It was an extraordinary weekend in Manhattan with the seemingly endless Halloween of the New York Comic Con at the Jacob Javits Center and the pure excess of Queen + Adam Lambert taking over Madison Square Garden. However, those who know their history of progressive rock came through at the illustrious Town Hall for a time-traveling endurance test with Steve Hackett to celebrate fifty years of the fourth Genesis album, Foxtrot.

After a filling early dinner at Five Guys, I walked to the venue and waited until the doors opened at seven of thrills and chills, a night of unexpected musical nirvana from Steve Hackett. The show started a little after eight with zero openers and an eight-song set of Hackett Highlights. Steve offered a little commentary about each song, which gave subject matter a little more pizzazz on cuts like Ace of Wands and Camino Royale.

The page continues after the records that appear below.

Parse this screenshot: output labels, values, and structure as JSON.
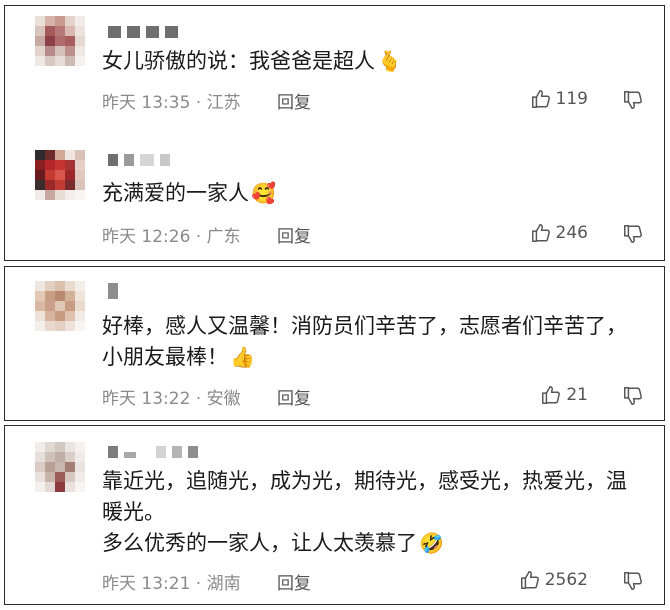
{
  "comments": [
    {
      "text": "女儿骄傲的说：我爸爸是超人",
      "emoji": "🫰",
      "time": "昨天 13:35",
      "location": "江苏",
      "reply_label": "回复",
      "likes": "119",
      "avatar_colors": [
        [
          "#e9e0da",
          "#d7b3a9",
          "#c99b8f",
          "#e4d2cb",
          "#f1ece9"
        ],
        [
          "#d8c5be",
          "#a5595a",
          "#b7787a",
          "#d9b8b2",
          "#ece3df"
        ],
        [
          "#c7a8a2",
          "#8c3f46",
          "#b06c6c",
          "#a75c5e",
          "#e5d7d2"
        ],
        [
          "#e3d3cd",
          "#b68a88",
          "#d6c0ba",
          "#bc8f8c",
          "#efe7e3"
        ],
        [
          "#efe9e6",
          "#d8c9c4",
          "#e6dcd8",
          "#cfb9b4",
          "#f5f1ef"
        ]
      ]
    },
    {
      "text": "充满爱的一家人",
      "emoji": "🥰",
      "time": "昨天 12:26",
      "location": "广东",
      "reply_label": "回复",
      "likes": "246",
      "avatar_colors": [
        [
          "#2e2a2d",
          "#6d2a2b",
          "#d2a796",
          "#efe4df",
          "#d9c1b8"
        ],
        [
          "#8a1f22",
          "#b3272b",
          "#c7342f",
          "#a53334",
          "#e6cfc7"
        ],
        [
          "#661c1f",
          "#c23a31",
          "#d9574a",
          "#9c2628",
          "#e3c8be"
        ],
        [
          "#3b2c2d",
          "#9a2a2a",
          "#c13b32",
          "#7a2a2b",
          "#dac3bb"
        ],
        [
          "#f1ecea",
          "#c9a8a1",
          "#e8dcd7",
          "#f3eeec",
          "#f7f4f2"
        ]
      ]
    },
    {
      "text": "好棒，感人又温馨！消防员们辛苦了，志愿者们辛苦了，小朋友最棒！",
      "emoji": "👍",
      "time": "昨天 13:22",
      "location": "安徽",
      "reply_label": "回复",
      "likes": "21",
      "avatar_colors": [
        [
          "#efe7e0",
          "#e3cfc1",
          "#dcc0ae",
          "#eadbcf",
          "#f4eee9"
        ],
        [
          "#e1c9b6",
          "#c99f84",
          "#b98a70",
          "#d3b29c",
          "#efe3da"
        ],
        [
          "#d9b9a3",
          "#caa08a",
          "#e0c7b5",
          "#c79c83",
          "#ead9cd"
        ],
        [
          "#efe2d8",
          "#d7b59f",
          "#c79b80",
          "#dfc2ae",
          "#f3ebe5"
        ],
        [
          "#f5efea",
          "#e9d9cd",
          "#e4d0c2",
          "#eee2d9",
          "#f8f4f1"
        ]
      ]
    },
    {
      "text": "靠近光，追随光，成为光，期待光，感受光，热爱光，温暖光。\n多么优秀的一家人，让人太羡慕了",
      "emoji": "🤣",
      "time": "昨天 13:21",
      "location": "湖南",
      "reply_label": "回复",
      "likes": "2562",
      "avatar_colors": [
        [
          "#f0ece9",
          "#e0d8d3",
          "#d4c9c2",
          "#ebe5e1",
          "#f5f2f0"
        ],
        [
          "#e6dfdb",
          "#cfc2bb",
          "#bfaea6",
          "#d9cec8",
          "#efebe8"
        ],
        [
          "#dbcdc6",
          "#b99f95",
          "#c9b6ad",
          "#a27e73",
          "#ebe3df"
        ],
        [
          "#e9e1dd",
          "#c9b4ab",
          "#9b5c55",
          "#d7c7c0",
          "#f1ece9"
        ],
        [
          "#f4f0ee",
          "#e3d9d4",
          "#8e3a3c",
          "#e9e1dd",
          "#f7f4f2"
        ]
      ]
    }
  ],
  "colors": {
    "border": "#2b2b2b",
    "meta_text": "#8a8a8a",
    "body_text": "#1a1a1a"
  },
  "icons": [
    "thumbs-up-icon",
    "thumbs-down-icon"
  ]
}
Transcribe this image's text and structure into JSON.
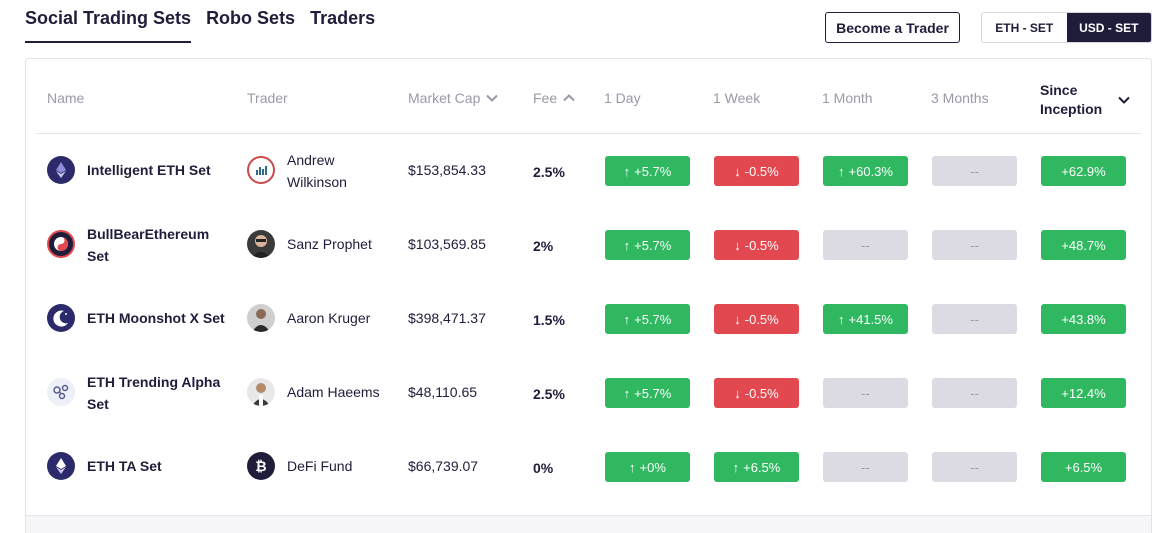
{
  "tabs": [
    {
      "label": "Social Trading Sets",
      "active": true
    },
    {
      "label": "Robo Sets",
      "active": false
    },
    {
      "label": "Traders",
      "active": false
    }
  ],
  "become_trader_label": "Become a Trader",
  "currency_toggle": {
    "eth_label": "ETH - SET",
    "usd_label": "USD - SET",
    "selected": "USD - SET"
  },
  "headers": {
    "name": "Name",
    "trader": "Trader",
    "market_cap": "Market Cap",
    "fee": "Fee",
    "day": "1 Day",
    "week": "1 Week",
    "month": "1 Month",
    "months3": "3 Months",
    "since_inception": "Since Inception"
  },
  "rows": [
    {
      "name": "Intelligent ETH Set",
      "trader": "Andrew Wilkinson",
      "market_cap": "$153,854.33",
      "fee": "2.5%",
      "day": "+5.7%",
      "week": "-0.5%",
      "month": "+60.3%",
      "months3": "--",
      "since": "+62.9%"
    },
    {
      "name": "BullBearEthereum Set",
      "trader": "Sanz Prophet",
      "market_cap": "$103,569.85",
      "fee": "2%",
      "day": "+5.7%",
      "week": "-0.5%",
      "month": "--",
      "months3": "--",
      "since": "+48.7%"
    },
    {
      "name": "ETH Moonshot X Set",
      "trader": "Aaron Kruger",
      "market_cap": "$398,471.37",
      "fee": "1.5%",
      "day": "+5.7%",
      "week": "-0.5%",
      "month": "+41.5%",
      "months3": "--",
      "since": "+43.8%"
    },
    {
      "name": "ETH Trending Alpha Set",
      "trader": "Adam Haeems",
      "market_cap": "$48,110.65",
      "fee": "2.5%",
      "day": "+5.7%",
      "week": "-0.5%",
      "month": "--",
      "months3": "--",
      "since": "+12.4%"
    },
    {
      "name": "ETH TA Set",
      "trader": "DeFi Fund",
      "market_cap": "$66,739.07",
      "fee": "0%",
      "day": "+0%",
      "week": "+6.5%",
      "month": "--",
      "months3": "--",
      "since": "+6.5%"
    }
  ],
  "colors": {
    "positive": "#30b860",
    "negative": "#e2484f",
    "empty": "#dcdbe3",
    "navy": "#1f1d3a"
  }
}
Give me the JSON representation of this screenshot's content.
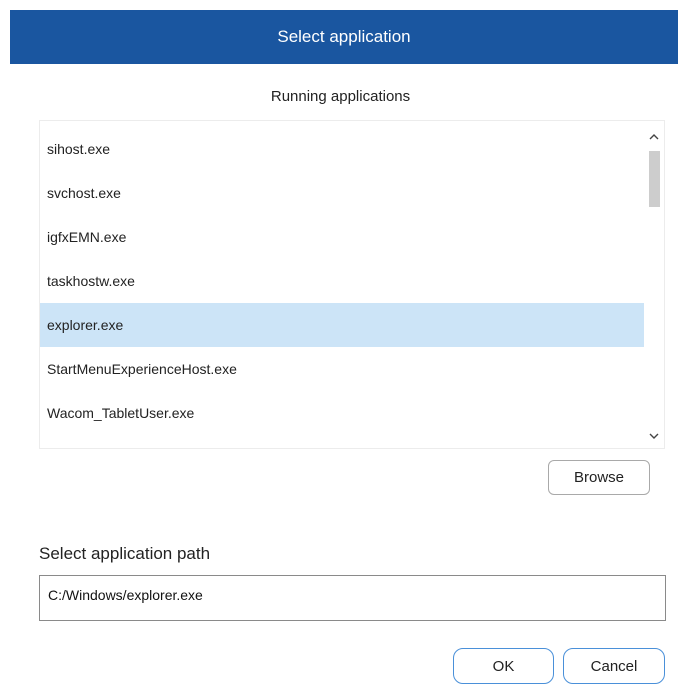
{
  "window": {
    "title": "Select application"
  },
  "running_apps": {
    "heading": "Running applications",
    "items": [
      {
        "label": "sihost.exe",
        "selected": false
      },
      {
        "label": "svchost.exe",
        "selected": false
      },
      {
        "label": "igfxEMN.exe",
        "selected": false
      },
      {
        "label": "taskhostw.exe",
        "selected": false
      },
      {
        "label": "explorer.exe",
        "selected": true
      },
      {
        "label": "StartMenuExperienceHost.exe",
        "selected": false
      },
      {
        "label": "Wacom_TabletUser.exe",
        "selected": false
      }
    ],
    "scrollbar_icons": {
      "up": "chevron-up-icon",
      "down": "chevron-down-icon"
    }
  },
  "browse": {
    "label": "Browse"
  },
  "path": {
    "label": "Select application path",
    "value": "C:/Windows/explorer.exe"
  },
  "actions": {
    "ok_label": "OK",
    "cancel_label": "Cancel"
  },
  "colors": {
    "titlebar": "#1a56a0",
    "selection": "#cce4f7",
    "button_border_accent": "#4a90d9"
  }
}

With a brief intermission for the attendees to have another drink or two or go to el bano, it was time for New York to witness why Genesis is one of the best progressive rock bands ever as Steve Hackett took the Town Hall back fifty years for all fifty and then some of the glorious Foxtrot album. Set two started with Watcher of the Skies and got treated to classics like Get Them Out by Friday and other die-hard Genesis fan favorites like Time Table and capped the set off with Supper’s Ready, the twenty-two minute, seven-part journey. It was a spectacle to watch. Everybody was locked in. Steve’s band took over with phantom power and ludicrous speed. The sound was great. Supper’s Ready was a great conclusion to seeing Foxtrot played in full. The “regal bastard” himself, Nad Sylvan, did a great job playing the role of Phil Collins.

After being treated to such a delicious performance of the entire Foxtrot album, Steve encored with two more deep-track Genesis classics in Firth of Fifth and the conclusive instrumental, Los Endos. As great as it was seeing Steve Hackett paint a beautiful picture with his guitar front and center throughout the performance, he never deterred his equally skilled band members from sounding as pronounced on stage as he did. Craig Blundell’s drum solo between those two encores was good, as was Jonas Reingold’s bass solo earlier in the show. Rob Townsend was a sight to behold, shifting around the sax, flute, and percussion to give every song a little extra oomph.

Whether incredibly fun and lighthearted or driving and powerful as progressive music can be, Steve Hackett is a master of his instrument. Musicians like Alex Lifeson, Michael Romeo, and Aaron Marshall most likely would not exist if someone as great as Steve Hackett paved the way for them. He’s a great guitarist! His return to New York City to headline the Town Hall is everything we hoped for. The music of Genesis has stood the test of time, and it feels good knowing that Steve is keeping such influential music alive. If you have not experienced this tour, there’s always YouTube, preferably in fluid 4K Ultra HD.

From the loud to the quiet and the loud again, not a dull moment went by during either of the two sets. Barely a smartphone in sight. Everyone was living in the moment. Oh, grandiose! Very grandiose indeed! Steve Hackett didn’t hit any sour notes as far as we were concerned, capping off with a thunderous standing ovation and a graceful bow from the band. Overall, it was a brilliant show, and I hope he does a second U.S. leg of this tour. Two hours and seventeen songs of classic prog goodness!